  12. Europa Universalis: the facts of the game II? “The computer game development was drastically different from the board game….. While the board game has a deterministic view of history the philosophy for the computer game was to make historical changes possible to make a more enjoyable game.” Malmberg (2002)  The combination of subject experts with game development professionals should be a goal. What sets Europa Universalis aside is that it did not set out to encompass certain aspects of history but took it as an important ingredient in the overall playing experience. What really makes a difference is the ability to integrate learning as compelling material thereby also making possible the transfer of more factual knowledge.

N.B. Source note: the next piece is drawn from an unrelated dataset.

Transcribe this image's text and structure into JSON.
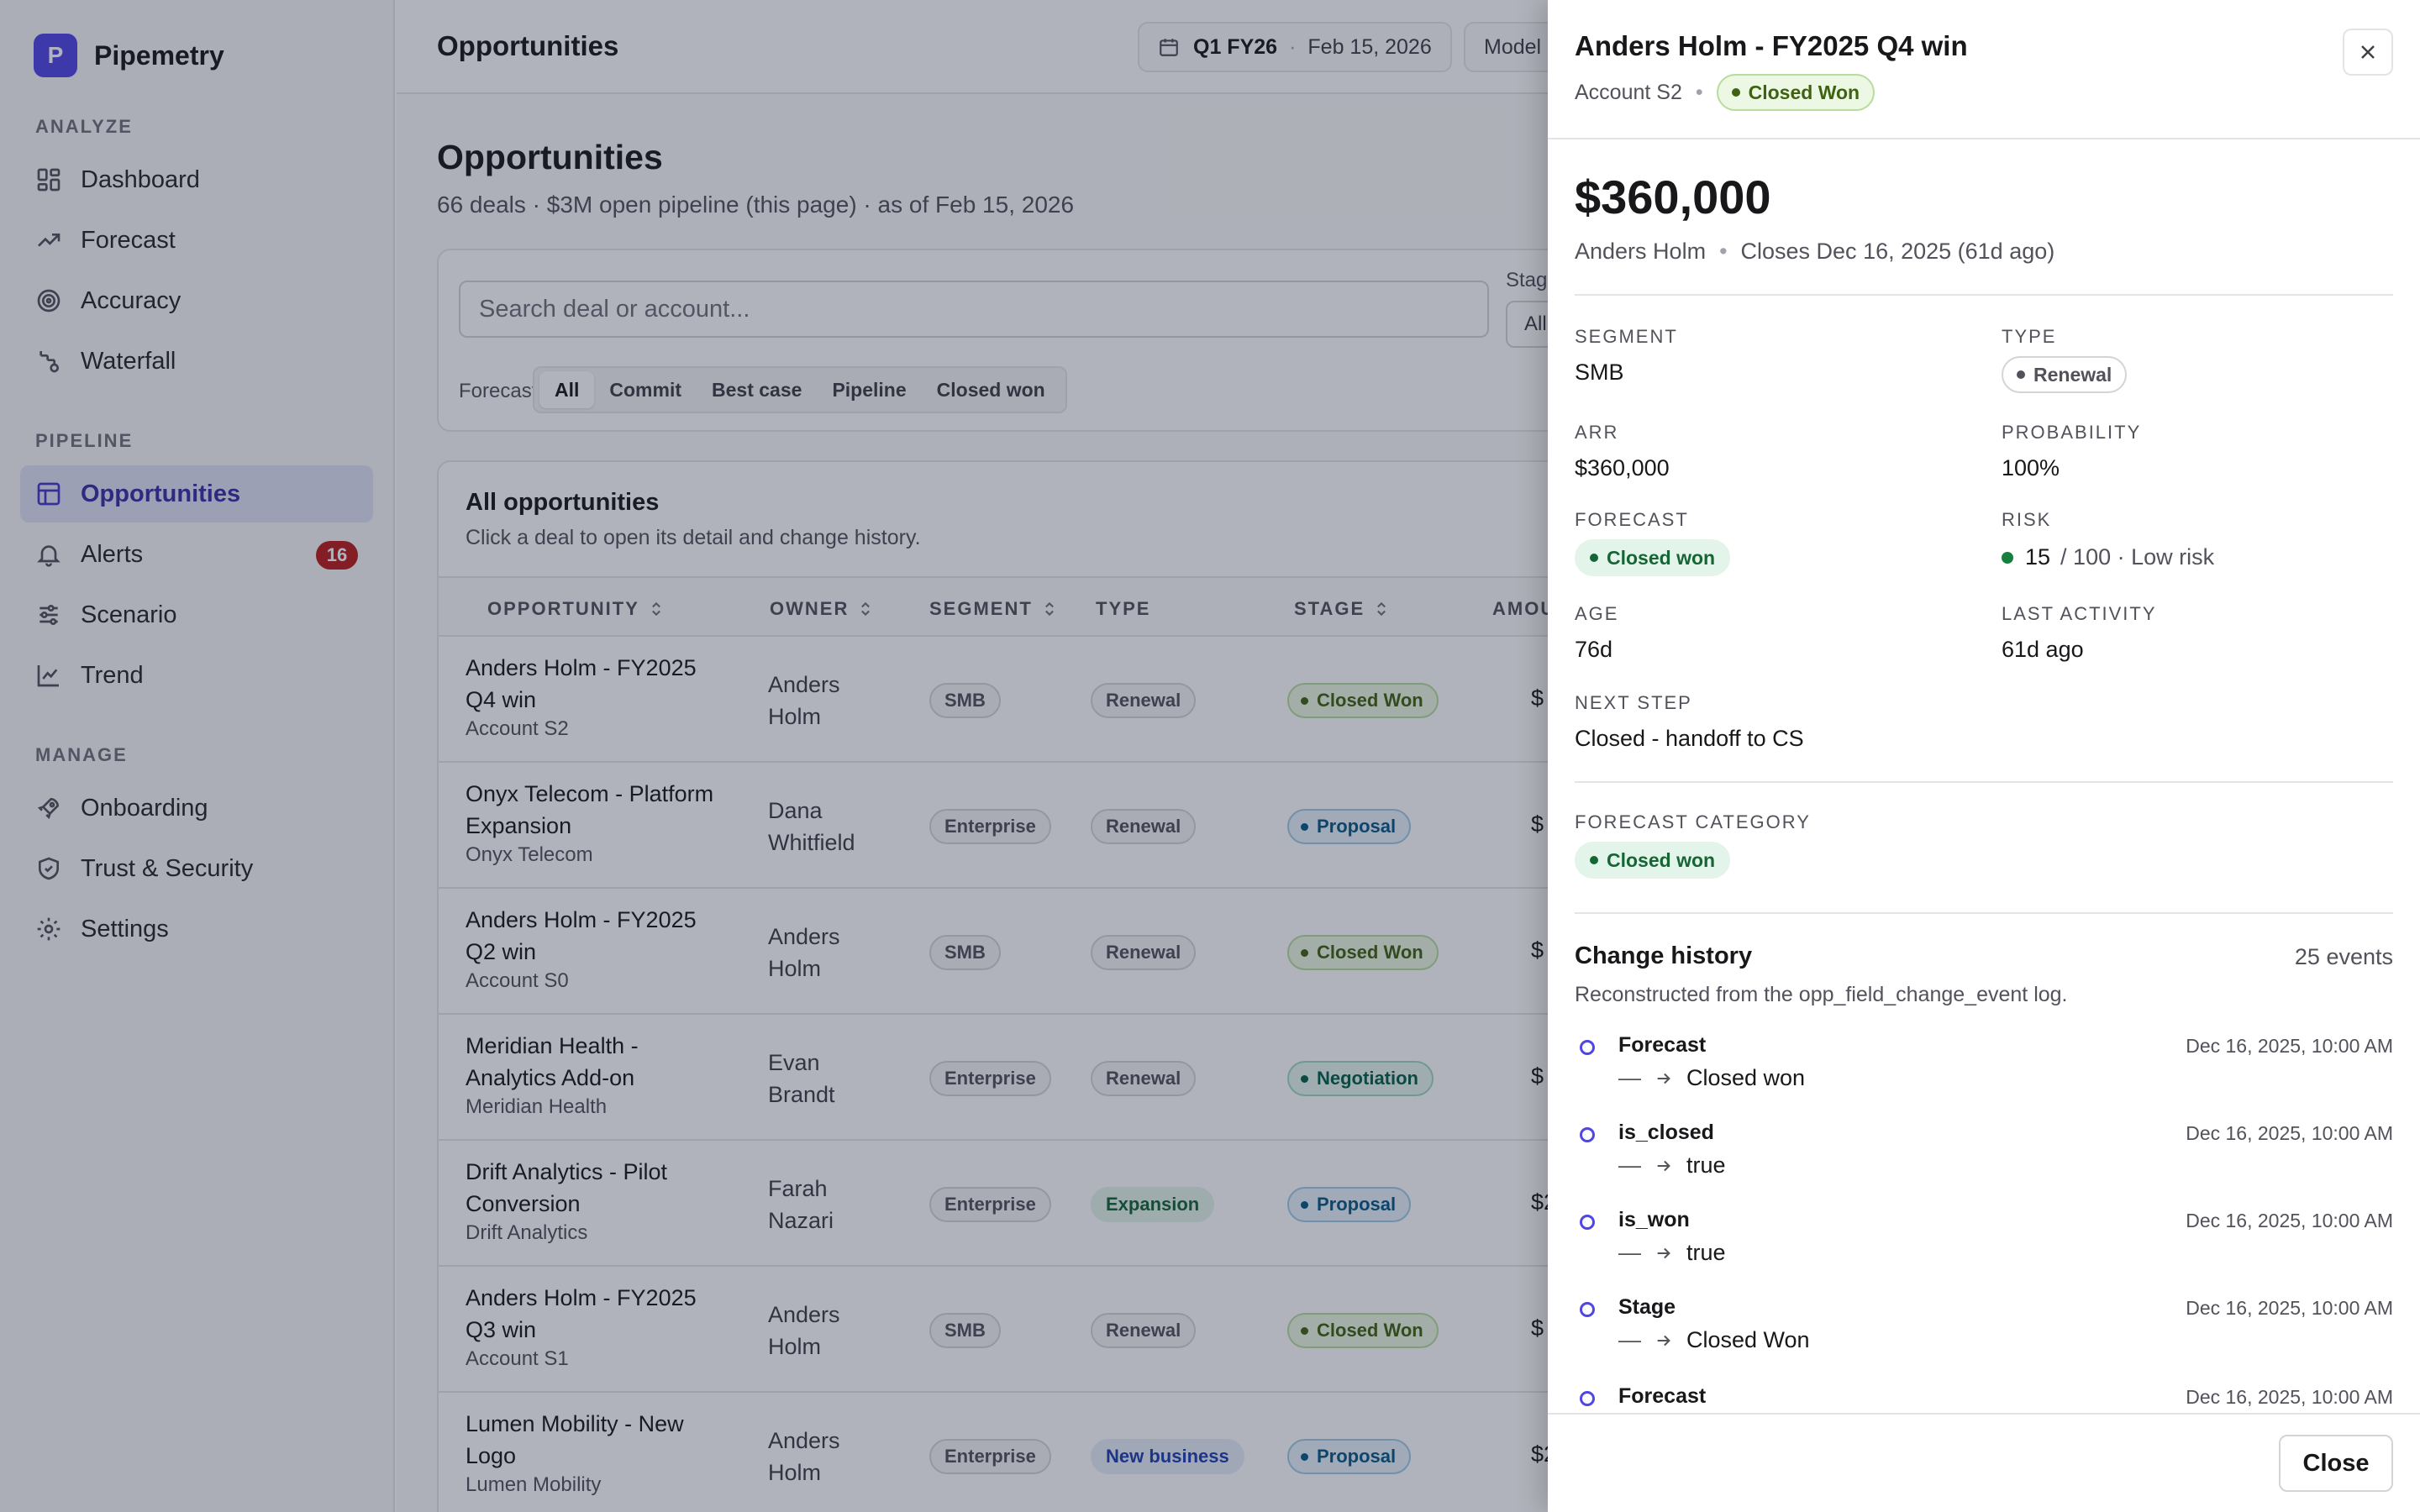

  13. Scenario: Split screens: Scenario: Start-Finish: Play Knowledge problems Know- ledge Know- ledge Knowledge Play Play Play Play Play Story problems Start of game part End of game part Start of game part End of game part Story line Story line Story line Sketch of current typical learning dynamics: Note: Could also find other models like network, but these are the most occurring Some (new) adventure games to some degree eliminate this story problem.

  14. Agenda: • Introduction • Learning games now • Some game examples • Sketching a theory for game learning dynamics

  15. Play Drive- Main engine Story Knowledge Compelling material- Fuel for the engine Structure Information Time Sketch for a new theory of learning dynamics in digital games:  PlayExploration, intrinsic motivated, pretending, rules negotiable, engaging, participatory  StoryUsed in a very pragmatic meaning: the content that connect the game over time and space and at the same time frame the game universe.  StructureIs the premises of all games like rules, goals, an outcome etc.  Information Information is meaning a human assigns to data through using the known conventions in their representation”  KnowledgeKnowledge is the result of the subjects processing of information and fitting it into existing schemata (learning).

  16. Player’s focus Play (pulls) Story Setting Objects } In-game environment Structure + story = catalyst Play Story Information Learning Sketch for a new theory of learning dynamics in digital games: Learning as the game progress: • LearningThe combination of information elements presented especially in the story material, that is processed by the subject, and fitted into existing schemata through reflection or automation. Story, setting and objects are made meaningful through foremost the structure and secondarily the story, which is activated in play situations The important point is that the player’s focus is on what these things mean in the currentplay situation. Therefore the a priori meaning attached to story, setting and objects are not, what are presented to the player! The process of a specific learning incident:

  17. Sketch for a new theory of learning dynamics in digital games: This highlights the problem with the current limited focus on certain game dynamic formulas, as the meaning constructed is within a limited universe, which from a learning perspective is problematic An overview of restrictions in relation to different learning types: The table points to the dilemma of computer games in relation to two different types of learning.

  18. Happy hunting: A couple of issues I am currently pursuing: Relation between meaning and narrative: What role does the human search for meaning play in narratives. Learning and narratives: How do they fit together. How have narratives been used in other media for learning purposes (like narration of historical tv-programs on Discovery). Different learning types: What are the consequences of the different underlying philosophically assumptions of learning theories – ontology/epistemology. Do any lend itself better to understanding games than the others. The transfer problem: Do computer games pose a special problem when transferring experience/learning/knowledge/information from a game context to another. Motivation and intentionality: Do the powerful, attention and hold on the players intentionality pose problems in relation to learning – the search and fitting of learning into existing boxes.